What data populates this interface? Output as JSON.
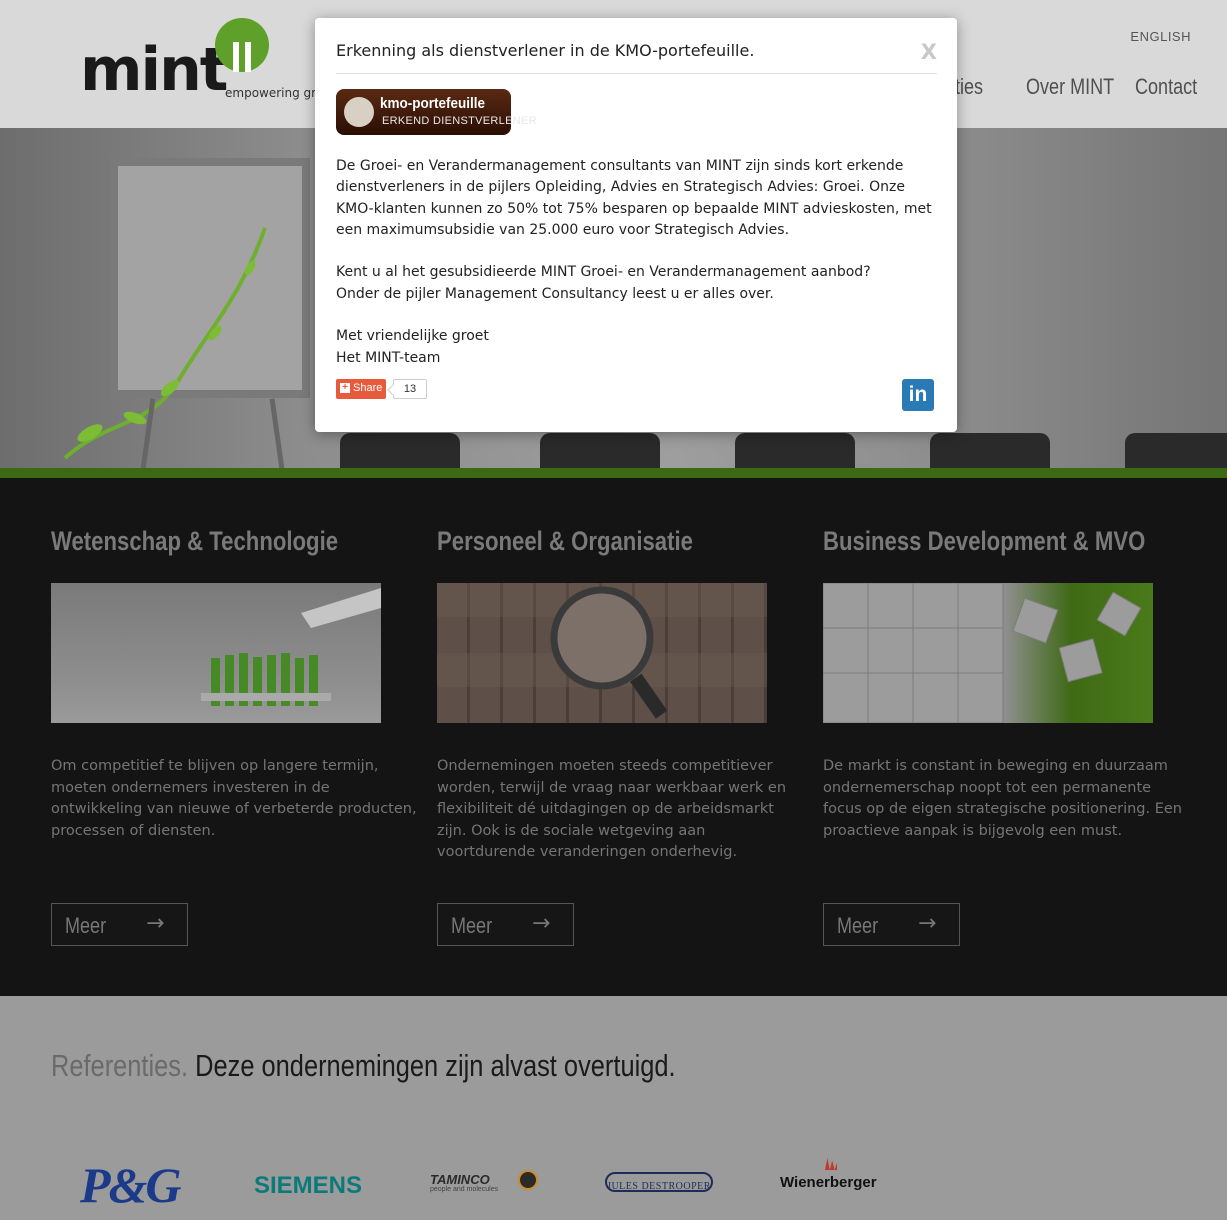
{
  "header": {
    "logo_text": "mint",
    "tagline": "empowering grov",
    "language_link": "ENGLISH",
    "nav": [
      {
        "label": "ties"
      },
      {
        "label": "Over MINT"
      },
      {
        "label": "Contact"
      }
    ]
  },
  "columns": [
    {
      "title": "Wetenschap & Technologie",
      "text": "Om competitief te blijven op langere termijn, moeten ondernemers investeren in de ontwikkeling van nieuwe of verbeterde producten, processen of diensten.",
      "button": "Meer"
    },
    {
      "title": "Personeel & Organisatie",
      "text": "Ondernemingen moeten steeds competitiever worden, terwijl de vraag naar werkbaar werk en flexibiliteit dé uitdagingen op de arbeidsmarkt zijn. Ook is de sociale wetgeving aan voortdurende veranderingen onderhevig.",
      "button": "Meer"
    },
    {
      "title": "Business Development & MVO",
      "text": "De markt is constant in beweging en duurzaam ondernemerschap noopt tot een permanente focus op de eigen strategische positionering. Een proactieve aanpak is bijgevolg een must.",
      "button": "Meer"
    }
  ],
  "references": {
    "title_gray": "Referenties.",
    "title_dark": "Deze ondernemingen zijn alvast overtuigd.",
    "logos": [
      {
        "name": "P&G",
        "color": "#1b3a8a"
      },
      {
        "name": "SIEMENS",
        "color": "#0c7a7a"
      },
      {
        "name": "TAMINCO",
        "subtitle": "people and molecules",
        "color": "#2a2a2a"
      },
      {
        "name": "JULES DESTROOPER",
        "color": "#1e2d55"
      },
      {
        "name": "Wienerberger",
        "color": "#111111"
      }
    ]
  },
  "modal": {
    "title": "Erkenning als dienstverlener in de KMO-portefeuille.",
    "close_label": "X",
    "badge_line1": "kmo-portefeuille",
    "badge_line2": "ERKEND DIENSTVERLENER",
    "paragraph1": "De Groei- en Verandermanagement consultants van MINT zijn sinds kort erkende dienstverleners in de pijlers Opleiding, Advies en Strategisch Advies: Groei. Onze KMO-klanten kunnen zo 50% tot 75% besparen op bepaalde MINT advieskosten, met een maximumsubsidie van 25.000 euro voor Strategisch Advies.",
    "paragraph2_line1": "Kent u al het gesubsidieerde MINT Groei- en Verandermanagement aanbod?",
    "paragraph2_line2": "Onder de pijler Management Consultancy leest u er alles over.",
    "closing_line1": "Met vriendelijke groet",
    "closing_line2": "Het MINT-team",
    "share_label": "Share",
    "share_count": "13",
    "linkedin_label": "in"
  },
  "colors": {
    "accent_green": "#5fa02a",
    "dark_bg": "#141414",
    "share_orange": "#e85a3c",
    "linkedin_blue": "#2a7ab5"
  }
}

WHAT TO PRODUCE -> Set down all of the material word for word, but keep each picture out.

TASK ANSWER ->
What data populates this interface? Output as JSON.
{
  "header": {
    "logo_text": "mint",
    "tagline": "empowering grov",
    "language_link": "ENGLISH",
    "nav": [
      {
        "label": "ties"
      },
      {
        "label": "Over MINT"
      },
      {
        "label": "Contact"
      }
    ]
  },
  "columns": [
    {
      "title": "Wetenschap & Technologie",
      "text": "Om competitief te blijven op langere termijn, moeten ondernemers investeren in de ontwikkeling van nieuwe of verbeterde producten, processen of diensten.",
      "button": "Meer"
    },
    {
      "title": "Personeel & Organisatie",
      "text": "Ondernemingen moeten steeds competitiever worden, terwijl de vraag naar werkbaar werk en flexibiliteit dé uitdagingen op de arbeidsmarkt zijn. Ook is de sociale wetgeving aan voortdurende veranderingen onderhevig.",
      "button": "Meer"
    },
    {
      "title": "Business Development & MVO",
      "text": "De markt is constant in beweging en duurzaam ondernemerschap noopt tot een permanente focus op de eigen strategische positionering. Een proactieve aanpak is bijgevolg een must.",
      "button": "Meer"
    }
  ],
  "references": {
    "title_gray": "Referenties.",
    "title_dark": "Deze ondernemingen zijn alvast overtuigd.",
    "logos": [
      {
        "name": "P&G",
        "color": "#1b3a8a"
      },
      {
        "name": "SIEMENS",
        "color": "#0c7a7a"
      },
      {
        "name": "TAMINCO",
        "subtitle": "people and molecules",
        "color": "#2a2a2a"
      },
      {
        "name": "JULES DESTROOPER",
        "color": "#1e2d55"
      },
      {
        "name": "Wienerberger",
        "color": "#111111"
      }
    ]
  },
  "modal": {
    "title": "Erkenning als dienstverlener in de KMO-portefeuille.",
    "close_label": "X",
    "badge_line1": "kmo-portefeuille",
    "badge_line2": "ERKEND DIENSTVERLENER",
    "paragraph1": "De Groei- en Verandermanagement consultants van MINT zijn sinds kort erkende dienstverleners in de pijlers Opleiding, Advies en Strategisch Advies: Groei. Onze KMO-klanten kunnen zo 50% tot 75% besparen op bepaalde MINT advieskosten, met een maximumsubsidie van 25.000 euro voor Strategisch Advies.",
    "paragraph2_line1": "Kent u al het gesubsidieerde MINT Groei- en Verandermanagement aanbod?",
    "paragraph2_line2": "Onder de pijler Management Consultancy leest u er alles over.",
    "closing_line1": "Met vriendelijke groet",
    "closing_line2": "Het MINT-team",
    "share_label": "Share",
    "share_count": "13",
    "linkedin_label": "in"
  },
  "colors": {
    "accent_green": "#5fa02a",
    "dark_bg": "#141414",
    "share_orange": "#e85a3c",
    "linkedin_blue": "#2a7ab5"
  }
}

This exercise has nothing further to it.